Now what difference does that make? Simply this: When death breaks in, as it does in all our lives, it's not the creation of a new situation, it's the clarification for the Christian of what is always our situation, but which we're apt to forget or drown out. Death is not the interruption of the normal. Death is the illumination of the abnormality of what we call normal and often forget is highly abnormal. For the Christian, we live in the midst of death in life. It might be news from the doctor. It might be a mugging. It might be the nuclear cloud with its gigantic question mark over the existence of human beings on this planet. Death is everywhere in modern society in one form or another, and you can see the realism of the Christian position. We know the place of death in life, so whenever it crops up, it doesn't surprise us. Yes, it may shock us, and yes, we grieve. Yes, we may be outraged because death is abnormal in God's world. And yet in the abnormal world, it's normal, and we're not surprised because we understand the realism of the Christian view. So Paul forgets death and gets on with life.
There's a second part in his teaching, too, and that is in Paul the sense of the radical anticipation of death in life. What do I mean? Baptism.
We often think of Christ, our substitute. He died, for us, in our place. But in Paul's writings, Christ is not only our substitute but our representative. In him we die, and we live. In baptism and confirmation, as we declare our faith we publicly die to the old nature. We die to the world, and we die to all that clings and that holds on our lives. Of course, we test that when disaster comes, and we immediately are disappointed and we feel like clutching on to things we have no right to, and we realize having died to it publicly we've clutched on at deeper levels than we ever should have done. And death is the biggest challenge of all. But in Paul's understanding we die to death in life before it comes.

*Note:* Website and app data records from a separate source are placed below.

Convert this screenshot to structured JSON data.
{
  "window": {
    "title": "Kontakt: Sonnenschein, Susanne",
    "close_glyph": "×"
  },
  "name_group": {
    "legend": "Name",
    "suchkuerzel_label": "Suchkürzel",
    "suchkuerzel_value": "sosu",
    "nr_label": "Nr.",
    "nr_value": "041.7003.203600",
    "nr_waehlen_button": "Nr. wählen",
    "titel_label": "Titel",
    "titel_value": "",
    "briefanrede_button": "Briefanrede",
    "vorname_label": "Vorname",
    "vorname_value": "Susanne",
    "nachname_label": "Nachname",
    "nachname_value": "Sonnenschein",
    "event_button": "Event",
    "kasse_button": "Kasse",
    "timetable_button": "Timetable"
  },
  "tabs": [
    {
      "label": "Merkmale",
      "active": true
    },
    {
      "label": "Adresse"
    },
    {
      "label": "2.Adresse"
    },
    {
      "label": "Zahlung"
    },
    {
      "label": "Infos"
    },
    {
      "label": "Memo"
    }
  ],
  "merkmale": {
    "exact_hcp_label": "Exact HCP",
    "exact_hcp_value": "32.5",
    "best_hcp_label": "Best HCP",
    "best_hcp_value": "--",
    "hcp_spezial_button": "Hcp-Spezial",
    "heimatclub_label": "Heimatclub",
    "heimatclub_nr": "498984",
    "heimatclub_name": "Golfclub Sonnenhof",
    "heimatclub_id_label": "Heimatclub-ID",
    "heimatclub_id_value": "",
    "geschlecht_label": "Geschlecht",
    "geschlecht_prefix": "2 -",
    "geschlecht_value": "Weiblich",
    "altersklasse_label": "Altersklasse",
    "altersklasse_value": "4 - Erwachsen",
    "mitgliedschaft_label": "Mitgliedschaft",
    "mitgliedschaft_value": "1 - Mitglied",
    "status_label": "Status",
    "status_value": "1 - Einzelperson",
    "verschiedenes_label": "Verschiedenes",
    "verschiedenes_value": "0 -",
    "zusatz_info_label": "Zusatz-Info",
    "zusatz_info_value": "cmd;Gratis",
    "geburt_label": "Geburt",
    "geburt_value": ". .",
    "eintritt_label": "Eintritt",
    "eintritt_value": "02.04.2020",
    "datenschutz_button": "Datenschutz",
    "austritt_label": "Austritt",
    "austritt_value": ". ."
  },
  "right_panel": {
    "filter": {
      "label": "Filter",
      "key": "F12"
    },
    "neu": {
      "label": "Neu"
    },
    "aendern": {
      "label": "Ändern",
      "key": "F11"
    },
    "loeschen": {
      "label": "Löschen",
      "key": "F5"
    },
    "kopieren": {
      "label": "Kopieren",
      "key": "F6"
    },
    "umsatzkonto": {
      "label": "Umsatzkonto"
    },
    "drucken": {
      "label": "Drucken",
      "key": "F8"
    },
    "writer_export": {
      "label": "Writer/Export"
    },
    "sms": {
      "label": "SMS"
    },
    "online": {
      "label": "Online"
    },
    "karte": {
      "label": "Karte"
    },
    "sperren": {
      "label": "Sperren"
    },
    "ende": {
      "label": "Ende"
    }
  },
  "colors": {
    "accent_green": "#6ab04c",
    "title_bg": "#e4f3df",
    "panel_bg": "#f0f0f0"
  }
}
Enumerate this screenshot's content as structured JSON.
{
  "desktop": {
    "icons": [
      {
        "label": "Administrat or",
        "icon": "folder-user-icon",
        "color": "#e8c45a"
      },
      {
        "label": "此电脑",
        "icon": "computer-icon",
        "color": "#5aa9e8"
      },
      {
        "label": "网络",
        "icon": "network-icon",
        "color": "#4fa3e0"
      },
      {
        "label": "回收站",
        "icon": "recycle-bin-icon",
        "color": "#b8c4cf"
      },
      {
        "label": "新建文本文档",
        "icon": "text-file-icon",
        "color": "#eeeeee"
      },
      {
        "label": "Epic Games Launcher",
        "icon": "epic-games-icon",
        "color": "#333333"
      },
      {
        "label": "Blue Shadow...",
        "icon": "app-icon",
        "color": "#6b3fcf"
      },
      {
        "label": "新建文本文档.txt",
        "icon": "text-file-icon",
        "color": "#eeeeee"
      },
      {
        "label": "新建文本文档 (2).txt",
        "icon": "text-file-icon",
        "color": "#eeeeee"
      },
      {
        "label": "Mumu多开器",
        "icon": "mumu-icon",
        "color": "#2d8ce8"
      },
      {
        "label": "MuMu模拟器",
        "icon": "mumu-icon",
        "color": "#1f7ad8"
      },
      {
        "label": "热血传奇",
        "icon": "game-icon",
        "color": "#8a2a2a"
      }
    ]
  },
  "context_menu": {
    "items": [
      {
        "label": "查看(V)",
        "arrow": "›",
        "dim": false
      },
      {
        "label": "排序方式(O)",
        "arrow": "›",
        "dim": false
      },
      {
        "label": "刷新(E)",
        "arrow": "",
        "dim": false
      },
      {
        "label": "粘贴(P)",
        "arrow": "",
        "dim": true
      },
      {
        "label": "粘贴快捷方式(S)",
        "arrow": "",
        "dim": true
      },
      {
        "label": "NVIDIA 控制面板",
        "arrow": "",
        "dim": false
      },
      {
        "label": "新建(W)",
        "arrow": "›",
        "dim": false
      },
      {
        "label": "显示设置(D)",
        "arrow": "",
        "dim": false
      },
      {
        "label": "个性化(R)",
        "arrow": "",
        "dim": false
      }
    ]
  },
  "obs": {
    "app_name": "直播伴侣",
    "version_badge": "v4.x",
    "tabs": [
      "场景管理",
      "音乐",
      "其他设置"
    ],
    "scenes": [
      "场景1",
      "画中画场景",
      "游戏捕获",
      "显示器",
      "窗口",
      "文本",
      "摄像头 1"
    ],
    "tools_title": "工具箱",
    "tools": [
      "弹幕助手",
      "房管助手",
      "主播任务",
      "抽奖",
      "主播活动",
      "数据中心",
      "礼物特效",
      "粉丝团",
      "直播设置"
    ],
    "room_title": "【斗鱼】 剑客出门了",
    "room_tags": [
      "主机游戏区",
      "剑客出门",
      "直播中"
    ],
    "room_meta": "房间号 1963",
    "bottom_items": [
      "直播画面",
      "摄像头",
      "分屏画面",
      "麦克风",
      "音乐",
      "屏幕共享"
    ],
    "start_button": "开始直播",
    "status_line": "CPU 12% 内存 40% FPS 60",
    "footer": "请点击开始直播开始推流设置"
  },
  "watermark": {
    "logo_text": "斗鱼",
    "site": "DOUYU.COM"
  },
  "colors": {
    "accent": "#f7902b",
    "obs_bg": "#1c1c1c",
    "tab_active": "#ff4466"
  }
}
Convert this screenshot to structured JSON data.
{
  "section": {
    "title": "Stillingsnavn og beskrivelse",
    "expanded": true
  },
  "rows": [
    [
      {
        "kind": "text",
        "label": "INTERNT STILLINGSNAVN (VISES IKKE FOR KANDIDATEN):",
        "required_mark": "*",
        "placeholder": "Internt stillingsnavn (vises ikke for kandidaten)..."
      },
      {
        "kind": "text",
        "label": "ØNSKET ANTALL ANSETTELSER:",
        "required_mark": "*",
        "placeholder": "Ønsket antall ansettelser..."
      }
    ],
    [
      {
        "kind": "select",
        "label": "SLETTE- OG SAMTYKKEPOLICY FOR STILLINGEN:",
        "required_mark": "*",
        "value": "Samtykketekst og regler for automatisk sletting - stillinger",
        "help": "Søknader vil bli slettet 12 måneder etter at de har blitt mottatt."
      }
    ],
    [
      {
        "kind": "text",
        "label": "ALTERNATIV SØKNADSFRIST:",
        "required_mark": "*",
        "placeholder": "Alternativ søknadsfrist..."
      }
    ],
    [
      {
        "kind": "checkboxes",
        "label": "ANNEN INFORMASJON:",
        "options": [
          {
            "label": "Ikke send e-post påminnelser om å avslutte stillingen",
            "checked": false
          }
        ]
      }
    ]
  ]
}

Kamikaze pilots in Japan had their funeral services before they flew. In a way that's the closest that any Christian religion ever comes to the symbol of baptism. Baptism is our funeral service. By faith in Christ, we die to all other claims as we rise to the newness of life in Christ, and having done that, death has no more hold on us. All this, you see, is in Paul's theology, and it's a practical theologyit allows him to live in the midst of death as the only one who is aware not of death but of life. He gets on with it, and he lives as the moment requires.
The playwright says it's not death, it's life that defeats the Christian. The church has always been equipped to deal with death. Too many Christians fit that description all too truly. Let's let God be God, and out of expectancy show an enterprise of faith in all that we are and all that we do.
Os Guiness is an author and lecturer. He has degrees from the University of London and the University of Oxford. He has authored several books including The Dust of Death, In Two Minds, The Gravedigger File, and The American Hour.